What is expected
Only lines containing the string "title" belong in the answer; copy all of them from the entries.

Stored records

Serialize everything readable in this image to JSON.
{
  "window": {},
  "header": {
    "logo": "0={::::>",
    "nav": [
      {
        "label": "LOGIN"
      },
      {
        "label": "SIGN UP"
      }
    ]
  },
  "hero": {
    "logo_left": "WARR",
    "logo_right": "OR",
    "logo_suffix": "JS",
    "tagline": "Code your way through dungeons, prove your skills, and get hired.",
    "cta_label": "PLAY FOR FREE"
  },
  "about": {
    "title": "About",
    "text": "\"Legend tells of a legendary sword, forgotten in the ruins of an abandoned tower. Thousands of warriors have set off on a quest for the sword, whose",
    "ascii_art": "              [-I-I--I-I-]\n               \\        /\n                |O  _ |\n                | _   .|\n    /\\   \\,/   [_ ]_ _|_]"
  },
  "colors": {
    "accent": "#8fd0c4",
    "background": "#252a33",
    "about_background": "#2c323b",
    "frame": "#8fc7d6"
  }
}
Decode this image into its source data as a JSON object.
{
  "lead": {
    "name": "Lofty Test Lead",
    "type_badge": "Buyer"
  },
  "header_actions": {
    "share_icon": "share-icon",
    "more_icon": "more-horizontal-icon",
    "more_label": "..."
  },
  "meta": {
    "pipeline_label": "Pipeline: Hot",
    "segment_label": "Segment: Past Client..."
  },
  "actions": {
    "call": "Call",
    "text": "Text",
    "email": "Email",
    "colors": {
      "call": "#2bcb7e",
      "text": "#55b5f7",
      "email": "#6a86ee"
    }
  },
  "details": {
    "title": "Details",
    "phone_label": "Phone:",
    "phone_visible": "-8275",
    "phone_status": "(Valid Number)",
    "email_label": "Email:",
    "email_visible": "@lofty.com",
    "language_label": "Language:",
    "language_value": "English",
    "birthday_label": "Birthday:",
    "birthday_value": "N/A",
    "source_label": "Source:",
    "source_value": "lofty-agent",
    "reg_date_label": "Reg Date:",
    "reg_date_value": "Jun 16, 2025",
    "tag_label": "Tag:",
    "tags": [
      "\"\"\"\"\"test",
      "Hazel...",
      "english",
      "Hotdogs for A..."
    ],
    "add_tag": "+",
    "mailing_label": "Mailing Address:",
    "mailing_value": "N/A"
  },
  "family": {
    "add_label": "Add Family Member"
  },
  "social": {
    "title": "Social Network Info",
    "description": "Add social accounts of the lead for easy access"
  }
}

Exercise response
    "title": "About",
    "title": "Details",
    "title": "Social Network Info",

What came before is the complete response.